[Stored data]

=====

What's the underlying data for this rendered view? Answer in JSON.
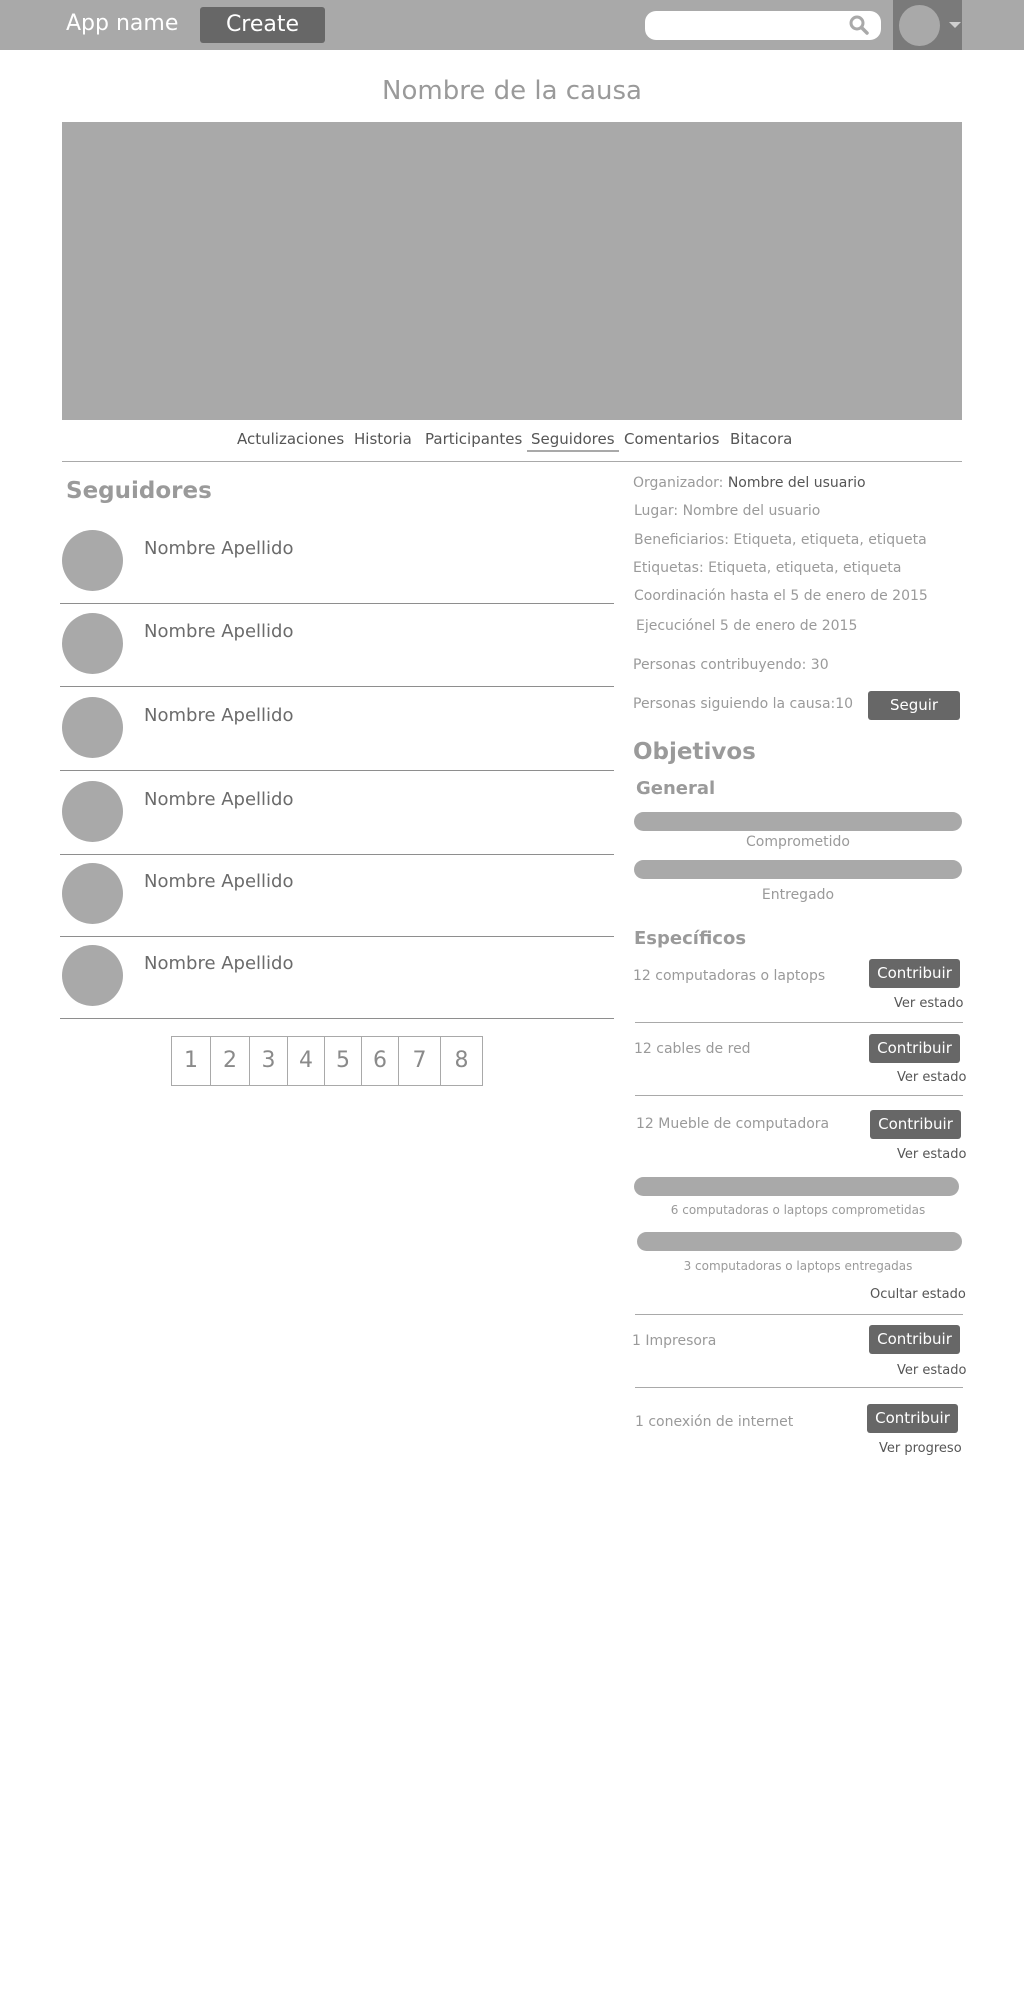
{
  "header": {
    "app_name": "App name",
    "create_label": "Create",
    "search_placeholder": ""
  },
  "cause": {
    "title": "Nombre de la causa"
  },
  "tabs": [
    {
      "label": "Actulizaciones",
      "active": false
    },
    {
      "label": "Historia",
      "active": false
    },
    {
      "label": "Participantes",
      "active": false
    },
    {
      "label": "Seguidores",
      "active": true
    },
    {
      "label": "Comentarios",
      "active": false
    },
    {
      "label": "Bitacora",
      "active": false
    }
  ],
  "followers": {
    "title": "Seguidores",
    "items": [
      {
        "name": "Nombre Apellido"
      },
      {
        "name": "Nombre Apellido"
      },
      {
        "name": "Nombre Apellido"
      },
      {
        "name": "Nombre Apellido"
      },
      {
        "name": "Nombre Apellido"
      },
      {
        "name": "Nombre Apellido"
      }
    ]
  },
  "pagination": [
    "1",
    "2",
    "3",
    "4",
    "5",
    "6",
    "7",
    "8"
  ],
  "info": {
    "organizer_label": "Organizador:",
    "organizer_value": "Nombre del usuario",
    "place": "Lugar: Nombre del usuario",
    "beneficiaries": "Beneficiarios: Etiqueta, etiqueta, etiqueta",
    "tags": "Etiquetas: Etiqueta, etiqueta, etiqueta",
    "coordination": "Coordinación hasta el 5 de enero de 2015",
    "execution": "Ejecuciónel 5 de enero de 2015",
    "contributors": "Personas contribuyendo: 30",
    "followers_count": "Personas siguiendo la causa:10",
    "follow_label": "Seguir"
  },
  "objectives": {
    "title": "Objetivos",
    "general_title": "General",
    "committed_label": "Comprometido",
    "delivered_label": "Entregado",
    "specific_title": "Específicos",
    "items": [
      {
        "label": "12 computadoras o laptops",
        "button": "Contribuir",
        "link": "Ver estado"
      },
      {
        "label": "12 cables de red",
        "button": "Contribuir",
        "link": "Ver estado"
      },
      {
        "label": "12 Mueble de computadora",
        "button": "Contribuir",
        "link": "Ver estado"
      },
      {
        "label": "1 Impresora",
        "button": "Contribuir",
        "link": "Ver estado"
      },
      {
        "label": "1 conexión de internet",
        "button": "Contribuir",
        "link": "Ver progreso"
      }
    ],
    "detail": {
      "committed_text": "6 computadoras o laptops comprometidas",
      "delivered_text": "3 computadoras o laptops entregadas",
      "hide_label": "Ocultar estado"
    }
  },
  "colors": {
    "header_bg": "#a9a9a9",
    "button_bg": "#676767",
    "placeholder_gray": "#a9a9a9"
  }
}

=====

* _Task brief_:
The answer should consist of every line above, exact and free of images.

* _Completed exercise_:
What's the underlying data for this rendered view? Answer in JSON.
{
  "header": {
    "app_name": "App name",
    "create_label": "Create",
    "search_placeholder": ""
  },
  "cause": {
    "title": "Nombre de la causa"
  },
  "tabs": [
    {
      "label": "Actulizaciones",
      "active": false
    },
    {
      "label": "Historia",
      "active": false
    },
    {
      "label": "Participantes",
      "active": false
    },
    {
      "label": "Seguidores",
      "active": true
    },
    {
      "label": "Comentarios",
      "active": false
    },
    {
      "label": "Bitacora",
      "active": false
    }
  ],
  "followers": {
    "title": "Seguidores",
    "items": [
      {
        "name": "Nombre Apellido"
      },
      {
        "name": "Nombre Apellido"
      },
      {
        "name": "Nombre Apellido"
      },
      {
        "name": "Nombre Apellido"
      },
      {
        "name": "Nombre Apellido"
      },
      {
        "name": "Nombre Apellido"
      }
    ]
  },
  "pagination": [
    "1",
    "2",
    "3",
    "4",
    "5",
    "6",
    "7",
    "8"
  ],
  "info": {
    "organizer_label": "Organizador:",
    "organizer_value": "Nombre del usuario",
    "place": "Lugar: Nombre del usuario",
    "beneficiaries": "Beneficiarios: Etiqueta, etiqueta, etiqueta",
    "tags": "Etiquetas: Etiqueta, etiqueta, etiqueta",
    "coordination": "Coordinación hasta el 5 de enero de 2015",
    "execution": "Ejecuciónel 5 de enero de 2015",
    "contributors": "Personas contribuyendo: 30",
    "followers_count": "Personas siguiendo la causa:10",
    "follow_label": "Seguir"
  },
  "objectives": {
    "title": "Objetivos",
    "general_title": "General",
    "committed_label": "Comprometido",
    "delivered_label": "Entregado",
    "specific_title": "Específicos",
    "items": [
      {
        "label": "12 computadoras o laptops",
        "button": "Contribuir",
        "link": "Ver estado"
      },
      {
        "label": "12 cables de red",
        "button": "Contribuir",
        "link": "Ver estado"
      },
      {
        "label": "12 Mueble de computadora",
        "button": "Contribuir",
        "link": "Ver estado"
      },
      {
        "label": "1 Impresora",
        "button": "Contribuir",
        "link": "Ver estado"
      },
      {
        "label": "1 conexión de internet",
        "button": "Contribuir",
        "link": "Ver progreso"
      }
    ],
    "detail": {
      "committed_text": "6 computadoras o laptops comprometidas",
      "delivered_text": "3 computadoras o laptops entregadas",
      "hide_label": "Ocultar estado"
    }
  },
  "colors": {
    "header_bg": "#a9a9a9",
    "button_bg": "#676767",
    "placeholder_gray": "#a9a9a9"
  }
}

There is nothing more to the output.